One in four people in Africa pay bribes to access services, survey says
Corruption disproportionately affects the poor and young
11 Jul 2019 Issued by Transparency International Secretariat

The tenth edition of Global Corruption Barometer (GCB) – Africa, released on African Anti-Corruption Day by Transparency International in partnership with Afrobarometer, reveals that more than half of all citizens surveyed in 35 African countries think corruption is getting worse in their country. Fifty-nine per cent of people think their government is doing badly at tackling corruption.
The largest and most detailed survey of citizens’ views on bribery and other forms of corruption in Africa, the survey asked 47,000 citizens in 35 countries about their perceptions of corruption and direct experiences of bribery.

The results show more than 1 in 4 people who accessed public services, such as health care and education, paid a bribe in the previous year. This is equivalent to approximately 130 million people.
The report also highlights that corruption disproportionately affects the most vulnerable, with the poorest paying bribes twice as often as the richest.

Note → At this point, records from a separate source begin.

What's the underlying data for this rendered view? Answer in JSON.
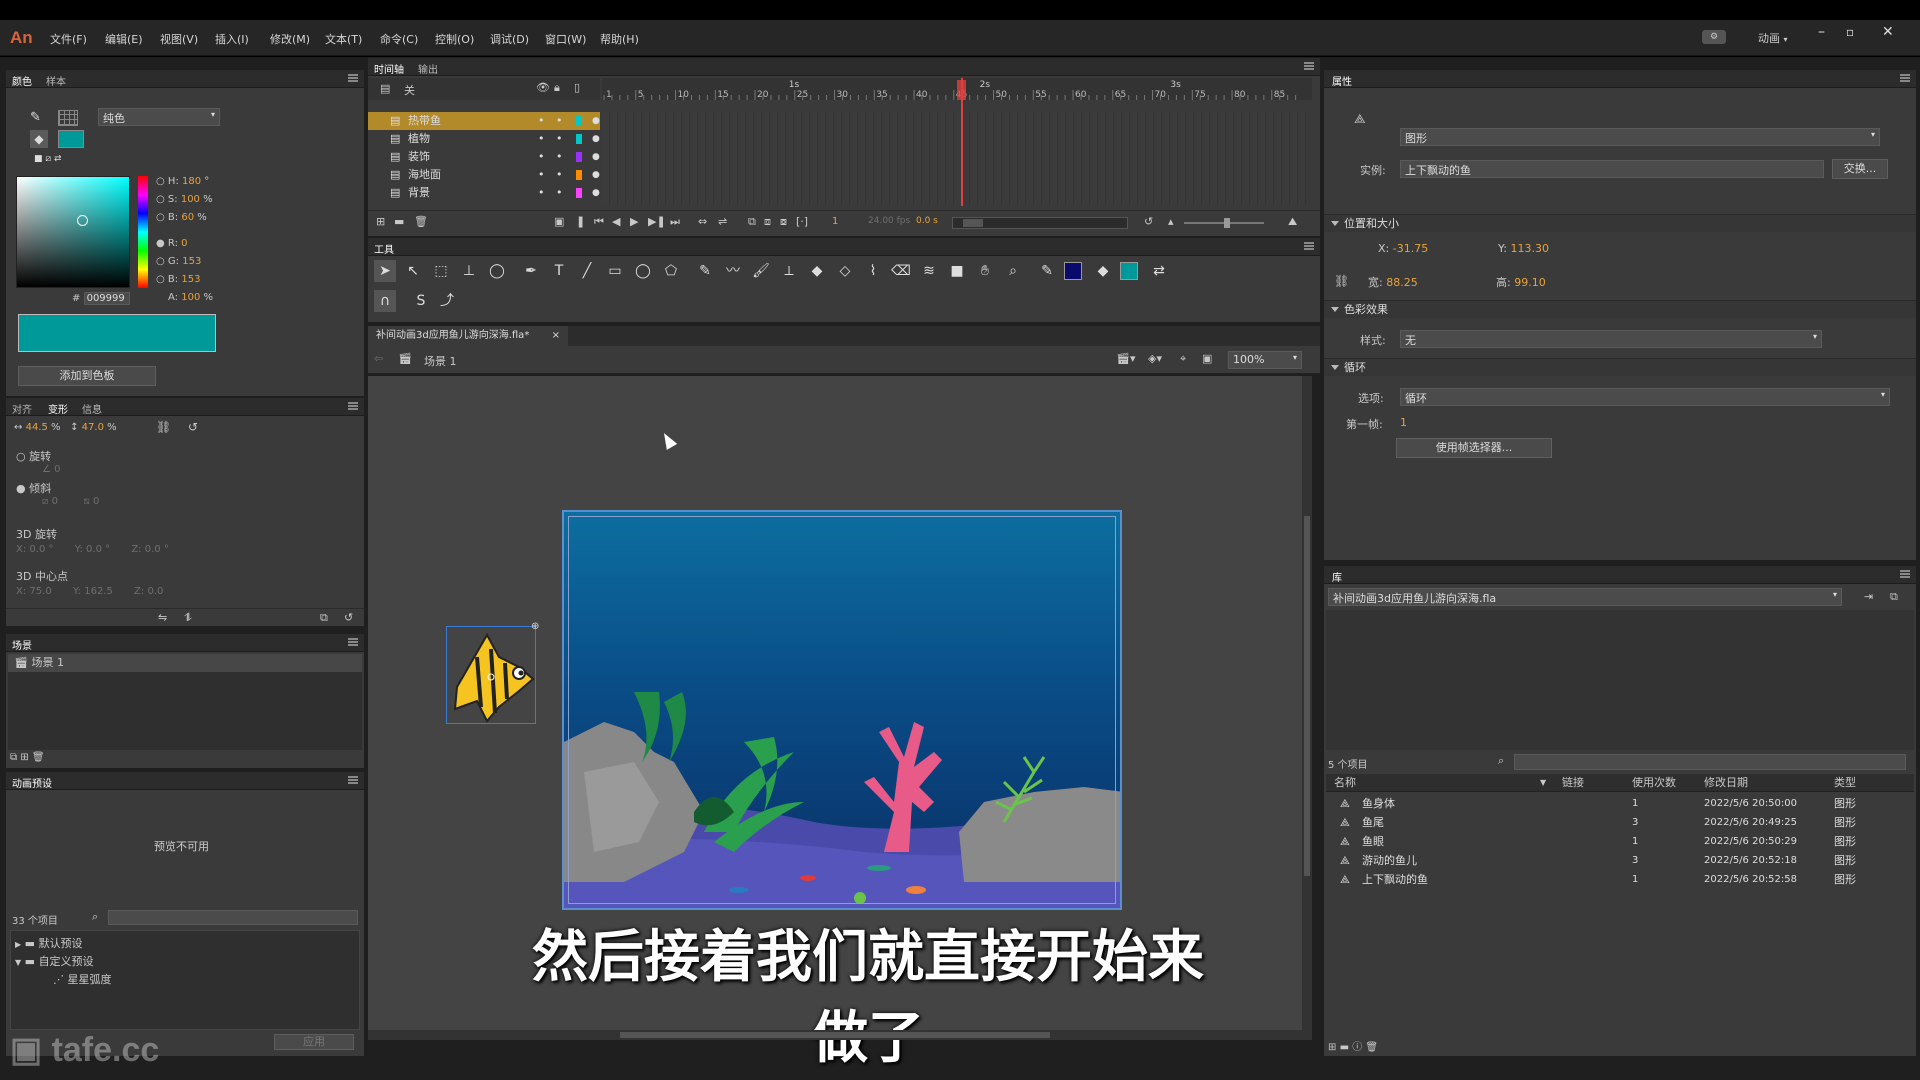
{
  "app": {
    "logo": "An",
    "menu": [
      "文件(F)",
      "编辑(E)",
      "视图(V)",
      "插入(I)",
      "修改(M)",
      "文本(T)",
      "命令(C)",
      "控制(O)",
      "调试(D)",
      "窗口(W)",
      "帮助(H)"
    ],
    "workspace": "动画"
  },
  "color_panel": {
    "tabs": [
      "颜色",
      "样本"
    ],
    "fill_type": "纯色",
    "hsb": {
      "h_label": "H:",
      "h": "180",
      "h_unit": "°",
      "s_label": "S:",
      "s": "100",
      "s_unit": "%",
      "b_label": "B:",
      "b": "60",
      "b_unit": "%"
    },
    "rgb": {
      "r_label": "R:",
      "r": "0",
      "g_label": "G:",
      "g": "153",
      "b_label": "B:",
      "b": "153"
    },
    "alpha_label": "A:",
    "alpha": "100",
    "alpha_unit": "%",
    "hex_label": "#",
    "hex": "009999",
    "add_swatch": "添加到色板",
    "swatch_color": "#009999"
  },
  "transform_panel": {
    "tabs": [
      "对齐",
      "变形",
      "信息"
    ],
    "width_pct": "44.5",
    "height_pct": "47.0",
    "pct": "%",
    "rotate_label": "旋转",
    "rotate_value": "0",
    "skew_label": "倾斜",
    "skew_h": "0",
    "skew_v": "0",
    "rot3d_label": "3D 旋转",
    "rot3d": {
      "x_label": "X:",
      "x": "0.0 °",
      "y_label": "Y:",
      "y": "0.0 °",
      "z_label": "Z:",
      "z": "0.0 °"
    },
    "center3d_label": "3D 中心点",
    "center3d": {
      "x_label": "X:",
      "x": "75.0",
      "y_label": "Y:",
      "y": "162.5",
      "z_label": "Z:",
      "z": "0.0"
    }
  },
  "scene_panel": {
    "title": "场景",
    "scenes": [
      "场景 1"
    ]
  },
  "presets_panel": {
    "title": "动画预设",
    "preview": "预览不可用",
    "count": "33 个项目",
    "tree": [
      {
        "label": "默认预设",
        "expanded": false
      },
      {
        "label": "自定义预设",
        "expanded": true
      },
      {
        "label": "星星弧度",
        "child": true
      }
    ],
    "apply": "应用"
  },
  "timeline": {
    "tabs": [
      "时间轴",
      "输出"
    ],
    "header_label": "关",
    "seconds": [
      "1s",
      "2s",
      "3s"
    ],
    "frame_ticks": [
      "1",
      "5",
      "10",
      "15",
      "20",
      "25",
      "30",
      "35",
      "40",
      "45",
      "50",
      "55",
      "60",
      "65",
      "70",
      "75",
      "80",
      "85"
    ],
    "layers": [
      {
        "name": "热带鱼",
        "color": "#00c8c8",
        "selected": true
      },
      {
        "name": "植物",
        "color": "#00c8c8",
        "selected": false
      },
      {
        "name": "装饰",
        "color": "#9b30ff",
        "selected": false
      },
      {
        "name": "海地面",
        "color": "#ff8c00",
        "selected": false
      },
      {
        "name": "背景",
        "color": "#ff40ff",
        "selected": false
      }
    ],
    "current_frame": "1",
    "fps": "24.00 fps",
    "time": "0.0 s"
  },
  "tools": {
    "title": "工具"
  },
  "document": {
    "tab": "补间动画3d应用鱼儿游向深海.fla*",
    "scene": "场景 1",
    "zoom": "100%"
  },
  "subtitle": "然后接着我们就直接开始来做了",
  "watermark": "tafe.cc",
  "properties": {
    "title": "属性",
    "symbol_type": "图形",
    "instance_label": "实例:",
    "instance_name": "上下飘动的鱼",
    "swap_btn": "交换...",
    "pos_section": "位置和大小",
    "x_label": "X:",
    "x": "-31.75",
    "y_label": "Y:",
    "y": "113.30",
    "w_label": "宽:",
    "w": "88.25",
    "h_label": "高:",
    "h": "99.10",
    "color_section": "色彩效果",
    "style_label": "样式:",
    "style": "无",
    "loop_section": "循环",
    "option_label": "选项:",
    "option": "循环",
    "first_frame_label": "第一帧:",
    "first_frame": "1",
    "frame_picker": "使用帧选择器..."
  },
  "library": {
    "title": "库",
    "file": "补间动画3d应用鱼儿游向深海.fla",
    "count": "5 个项目",
    "columns": [
      "名称",
      "链接",
      "使用次数",
      "修改日期",
      "类型"
    ],
    "items": [
      {
        "name": "鱼身体",
        "uses": "1",
        "date": "2022/5/6 20:50:00",
        "type": "图形"
      },
      {
        "name": "鱼尾",
        "uses": "3",
        "date": "2022/5/6 20:49:25",
        "type": "图形"
      },
      {
        "name": "鱼眼",
        "uses": "1",
        "date": "2022/5/6 20:50:29",
        "type": "图形"
      },
      {
        "name": "游动的鱼儿",
        "uses": "3",
        "date": "2022/5/6 20:52:18",
        "type": "图形"
      },
      {
        "name": "上下飘动的鱼",
        "uses": "1",
        "date": "2022/5/6 20:52:58",
        "type": "图形"
      }
    ]
  }
}
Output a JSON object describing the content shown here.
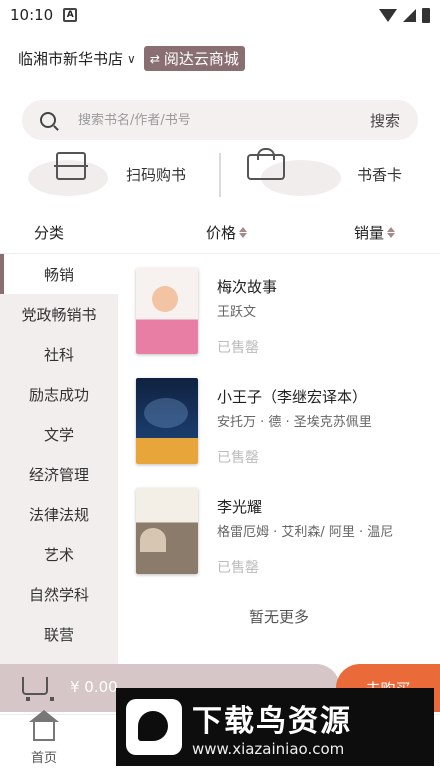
{
  "status_bar": {
    "time": "10:10",
    "notification_icon": "A"
  },
  "header": {
    "store_name": "临湘市新华书店",
    "store_chevron": "∨",
    "platform_name": "阅达云商城",
    "swap_symbol": "⇄"
  },
  "search": {
    "placeholder": "搜索书名/作者/书号",
    "button_label": "搜索"
  },
  "quick_actions": {
    "scan": {
      "label": "扫码购书",
      "icon": "scan-icon"
    },
    "card": {
      "label": "书香卡",
      "icon": "gift-card-icon"
    }
  },
  "filters": {
    "category": "分类",
    "price": "价格",
    "sales": "销量"
  },
  "sidebar": {
    "items": [
      {
        "label": "畅销"
      },
      {
        "label": "党政畅销书"
      },
      {
        "label": "社科"
      },
      {
        "label": "励志成功"
      },
      {
        "label": "文学"
      },
      {
        "label": "经济管理"
      },
      {
        "label": "法律法规"
      },
      {
        "label": "艺术"
      },
      {
        "label": "自然学科"
      },
      {
        "label": "联营"
      }
    ],
    "active_index": 0
  },
  "books": [
    {
      "title": "梅次故事",
      "author": "王跃文",
      "status": "已售罄"
    },
    {
      "title": "小王子（李继宏译本）",
      "author": "安托万 · 德 · 圣埃克苏佩里",
      "status": "已售罄"
    },
    {
      "title": "李光耀",
      "author": "格雷厄姆 · 艾利森/ 阿里 · 温尼",
      "status": "已售罄"
    }
  ],
  "no_more_text": "暂无更多",
  "cart": {
    "total": "¥ 0.00",
    "checkout_label": "去购买"
  },
  "tabs": [
    {
      "label": "首页",
      "icon": "home-icon"
    },
    {
      "label": "",
      "icon": ""
    },
    {
      "label": "",
      "icon": ""
    },
    {
      "label": "",
      "icon": ""
    },
    {
      "label": "",
      "icon": ""
    }
  ],
  "watermark": {
    "title": "下载鸟资源",
    "url": "www.xiazainiao.com"
  }
}
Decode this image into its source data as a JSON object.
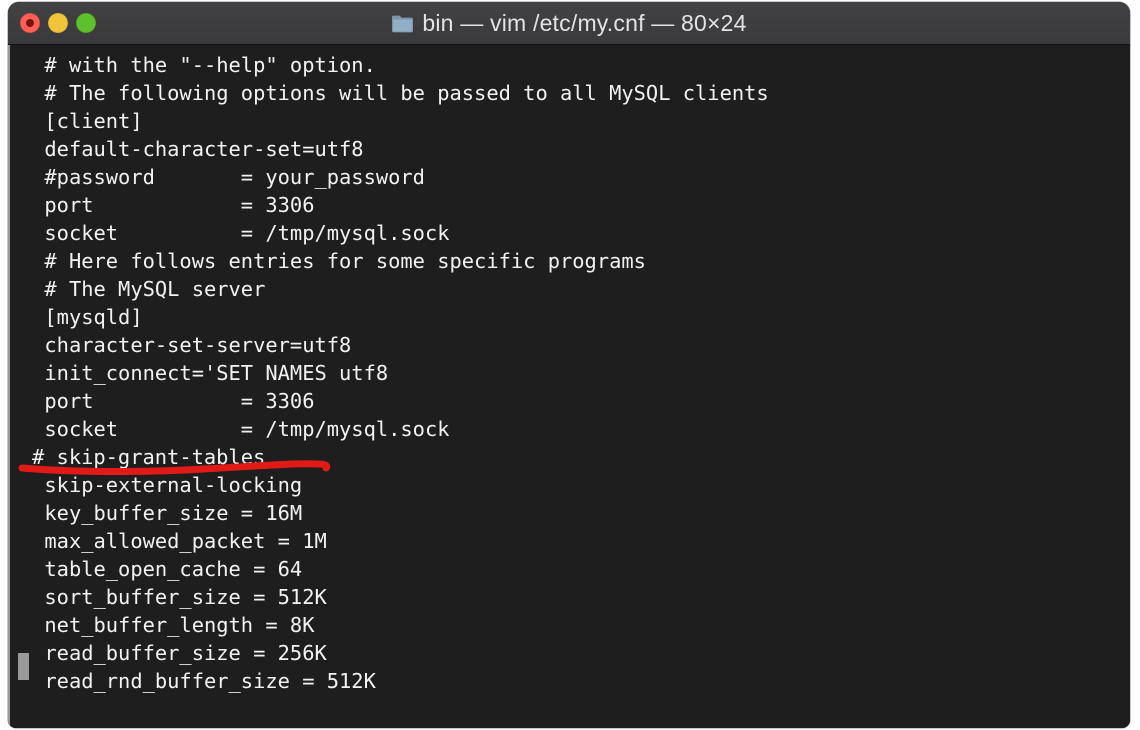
{
  "window": {
    "title": "bin — vim /etc/my.cnf — 80×24",
    "folder_icon": "folder-icon",
    "traffic_lights": [
      {
        "name": "close-button",
        "label": "Close",
        "color": "#ff5f57"
      },
      {
        "name": "minimize-button",
        "label": "Minimize",
        "color": "#f0c53c"
      },
      {
        "name": "maximize-button",
        "label": "Maximize",
        "color": "#5dc02c"
      }
    ],
    "titlebar_color": "#3c3c3e",
    "terminal_background": "#1e1e1e",
    "terminal_foreground": "#f2f2f2"
  },
  "terminal": {
    "app": "vim",
    "file": "/etc/my.cnf",
    "size": "80×24",
    "lines": [
      "# with the \"--help\" option.",
      "# The following options will be passed to all MySQL clients",
      "[client]",
      "default-character-set=utf8",
      "#password       = your_password",
      "port            = 3306",
      "socket          = /tmp/mysql.sock",
      "# Here follows entries for some specific programs",
      "# The MySQL server",
      "[mysqld]",
      "character-set-server=utf8",
      "init_connect='SET NAMES utf8",
      "port            = 3306",
      "socket          = /tmp/mysql.sock",
      "# skip-grant-tables",
      "skip-external-locking",
      "key_buffer_size = 16M",
      "max_allowed_packet = 1M",
      "table_open_cache = 64",
      "sort_buffer_size = 512K",
      "net_buffer_length = 8K",
      "read_buffer_size = 256K",
      "read_rnd_buffer_size = 512K"
    ],
    "outdented_line_index": 14,
    "cursor": {
      "name": "block-cursor",
      "line_index": 20,
      "color": "#9a9a9a"
    }
  },
  "annotation": {
    "name": "red-underline",
    "color": "#e01b17",
    "target_text": "# skip-grant-tables",
    "stroke_width": 7
  }
}
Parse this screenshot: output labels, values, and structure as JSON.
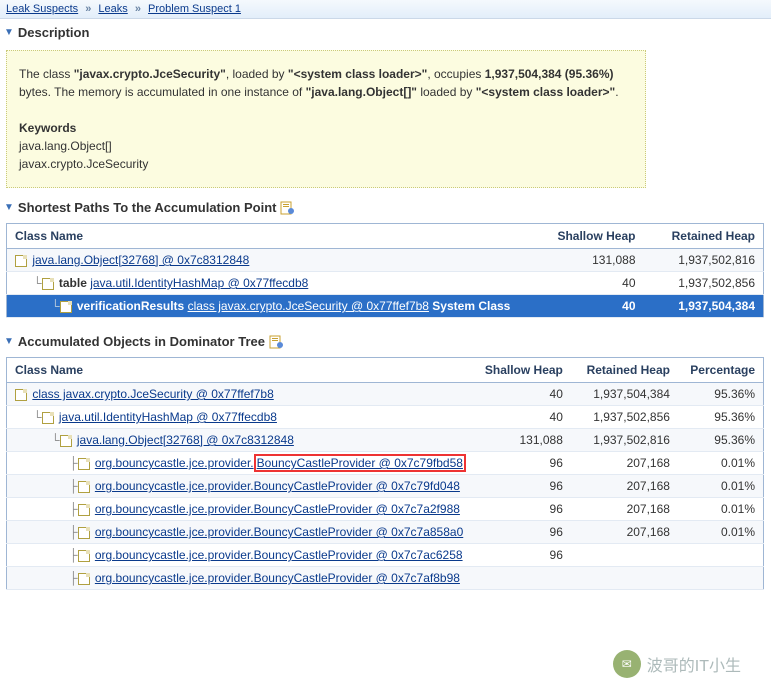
{
  "breadcrumb": {
    "items": [
      "Leak Suspects",
      "Leaks",
      "Problem Suspect 1"
    ]
  },
  "sections": {
    "description": "Description",
    "shortest": "Shortest Paths To the Accumulation Point",
    "accumulated": "Accumulated Objects in Dominator Tree"
  },
  "desc": {
    "p1a": "The class ",
    "p1b": "\"javax.crypto.JceSecurity\"",
    "p1c": ", loaded by ",
    "p1d": "\"<system class loader>\"",
    "p1e": ", occupies ",
    "p1f": "1,937,504,384 (95.36%)",
    "p1g": " bytes. The memory is accumulated in one instance of ",
    "p1h": "\"java.lang.Object[]\"",
    "p1i": " loaded by ",
    "p1j": "\"<system class loader>\"",
    "p1k": ".",
    "kw_label": "Keywords",
    "kw1": "java.lang.Object[]",
    "kw2": "javax.crypto.JceSecurity"
  },
  "table1": {
    "headers": {
      "name": "Class Name",
      "shallow": "Shallow Heap",
      "retained": "Retained Heap"
    },
    "rows": [
      {
        "link": "java.lang.Object[32768] @ 0x7c8312848",
        "shallow": "131,088",
        "retained": "1,937,502,816"
      },
      {
        "prefix": "table ",
        "link": "java.util.IdentityHashMap @ 0x77ffecdb8",
        "shallow": "40",
        "retained": "1,937,502,856"
      },
      {
        "prefix": "verificationResults ",
        "link": "class javax.crypto.JceSecurity @ 0x77ffef7b8",
        "suffix": " System Class",
        "shallow": "40",
        "retained": "1,937,504,384",
        "selected": true
      }
    ]
  },
  "table2": {
    "headers": {
      "name": "Class Name",
      "shallow": "Shallow Heap",
      "retained": "Retained Heap",
      "pct": "Percentage"
    },
    "rows": [
      {
        "ind": 0,
        "link": "class javax.crypto.JceSecurity @ 0x77ffef7b8",
        "shallow": "40",
        "retained": "1,937,504,384",
        "pct": "95.36%"
      },
      {
        "ind": 1,
        "link": "java.util.IdentityHashMap @ 0x77ffecdb8",
        "shallow": "40",
        "retained": "1,937,502,856",
        "pct": "95.36%",
        "white": true
      },
      {
        "ind": 2,
        "link": "java.lang.Object[32768] @ 0x7c8312848",
        "shallow": "131,088",
        "retained": "1,937,502,816",
        "pct": "95.36%"
      },
      {
        "ind": 3,
        "link_pre": "org.bouncycastle.jce.provider.",
        "link_red": "BouncyCastleProvider @ 0x7c79fbd58",
        "shallow": "96",
        "retained": "207,168",
        "pct": "0.01%",
        "white": true
      },
      {
        "ind": 3,
        "link": "org.bouncycastle.jce.provider.BouncyCastleProvider @ 0x7c79fd048",
        "shallow": "96",
        "retained": "207,168",
        "pct": "0.01%"
      },
      {
        "ind": 3,
        "link": "org.bouncycastle.jce.provider.BouncyCastleProvider @ 0x7c7a2f988",
        "shallow": "96",
        "retained": "207,168",
        "pct": "0.01%",
        "white": true
      },
      {
        "ind": 3,
        "link": "org.bouncycastle.jce.provider.BouncyCastleProvider @ 0x7c7a858a0",
        "shallow": "96",
        "retained": "207,168",
        "pct": "0.01%"
      },
      {
        "ind": 3,
        "link": "org.bouncycastle.jce.provider.BouncyCastleProvider @ 0x7c7ac6258",
        "shallow": "96",
        "retained": "",
        "pct": "",
        "white": true
      },
      {
        "ind": 3,
        "link": "org.bouncycastle.jce.provider.BouncyCastleProvider @ 0x7c7af8b98",
        "shallow": "",
        "retained": "",
        "pct": ""
      }
    ]
  },
  "watermark": {
    "label": "波哥的IT小生"
  }
}
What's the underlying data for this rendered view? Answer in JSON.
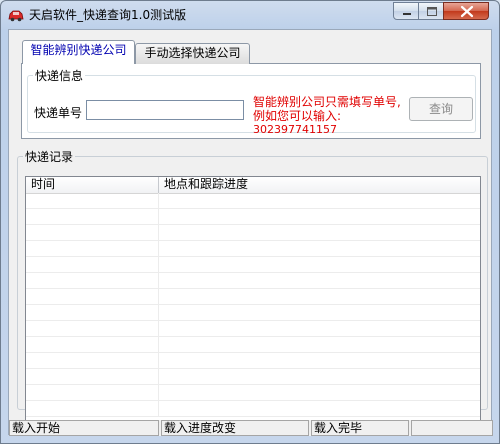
{
  "window": {
    "title": "天启软件_快递查询1.0测试版",
    "icon": "red-car-app-icon",
    "controls": [
      "minimize-icon",
      "maximize-icon",
      "close-icon"
    ]
  },
  "tabs": [
    {
      "label": "智能辨别快递公司",
      "active": true
    },
    {
      "label": "手动选择快递公司",
      "active": false
    }
  ],
  "info_group": {
    "legend": "快递信息",
    "number_label": "快递单号",
    "number_value": "",
    "hint_line1": "智能辨别公司只需填写单号,",
    "hint_line2": "例如您可以输入:",
    "hint_example": "302397741157",
    "query_button": "查询",
    "hint_color": "#e00000"
  },
  "records_group": {
    "legend": "快递记录",
    "columns": [
      "时间",
      "地点和跟踪进度"
    ],
    "rows": []
  },
  "statusbar": [
    "载入开始",
    "载入进度改变",
    "载入完毕",
    ""
  ]
}
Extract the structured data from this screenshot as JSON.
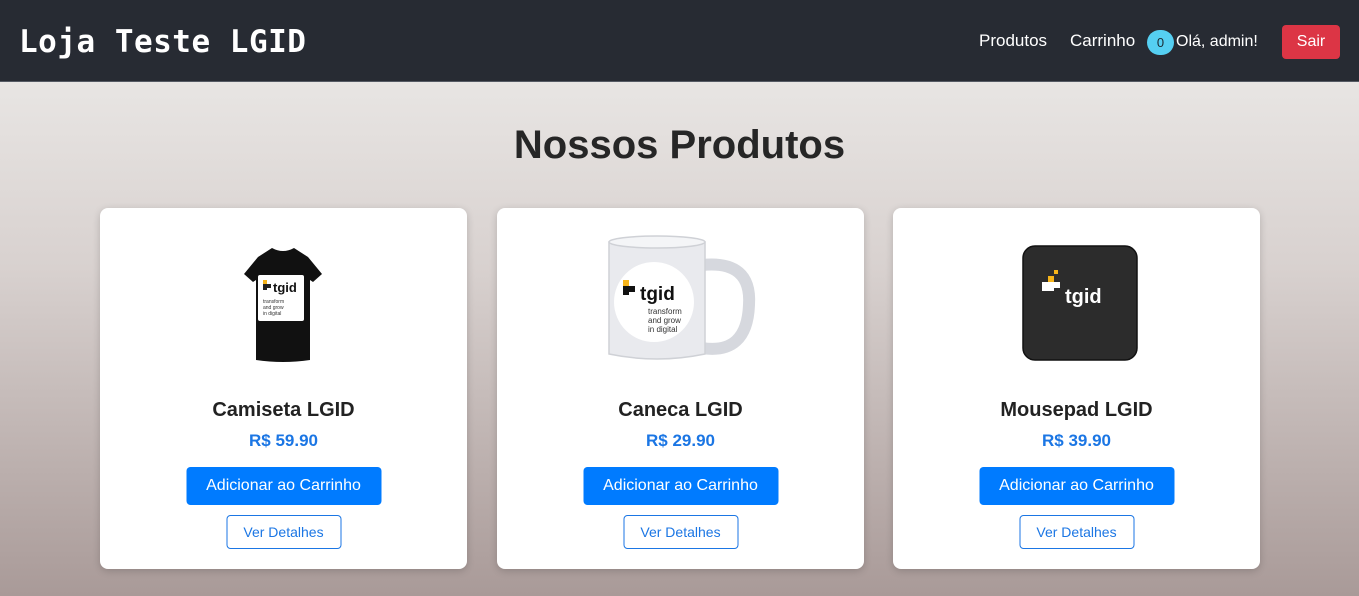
{
  "header": {
    "brand": "Loja Teste LGID",
    "nav_produtos": "Produtos",
    "nav_carrinho": "Carrinho",
    "cart_count": "0",
    "greeting": "Olá, admin!",
    "logout_label": "Sair"
  },
  "main": {
    "title": "Nossos Produtos",
    "products": [
      {
        "name": "Camiseta LGID",
        "price": "R$ 59.90",
        "add_label": "Adicionar ao Carrinho",
        "details_label": "Ver Detalhes",
        "image_icon": "tshirt-image",
        "logo_text": "tgid",
        "tagline": "transform and grow in digital"
      },
      {
        "name": "Caneca LGID",
        "price": "R$ 29.90",
        "add_label": "Adicionar ao Carrinho",
        "details_label": "Ver Detalhes",
        "image_icon": "mug-image",
        "logo_text": "tgid",
        "tagline": "transform and grow in digital"
      },
      {
        "name": "Mousepad LGID",
        "price": "R$ 39.90",
        "add_label": "Adicionar ao Carrinho",
        "details_label": "Ver Detalhes",
        "image_icon": "mousepad-image",
        "logo_text": "tgid"
      }
    ]
  },
  "colors": {
    "navbar_bg": "#272b33",
    "primary": "#007bff",
    "danger": "#dc3545",
    "badge": "#55cff2",
    "logo_accent": "#f6b41a"
  }
}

Young people pay more bribes than those over 55 years old.

“Corruption is hindering Africa’s economic, political and social development. It is a major barrier to economic growth, good governance and basic freedoms, like freedom of speech or citizens’ right to hold governments to account,” said Patricia Moreira, Managing Director of Transparency International. “While governments have a long way to go in regaining citizens’ trust and reducing corruption, these things don’t exist in a vacuum. Foreign bribery and money laundering divert critical resources away from public services, and ordinary citizens suffer most.”…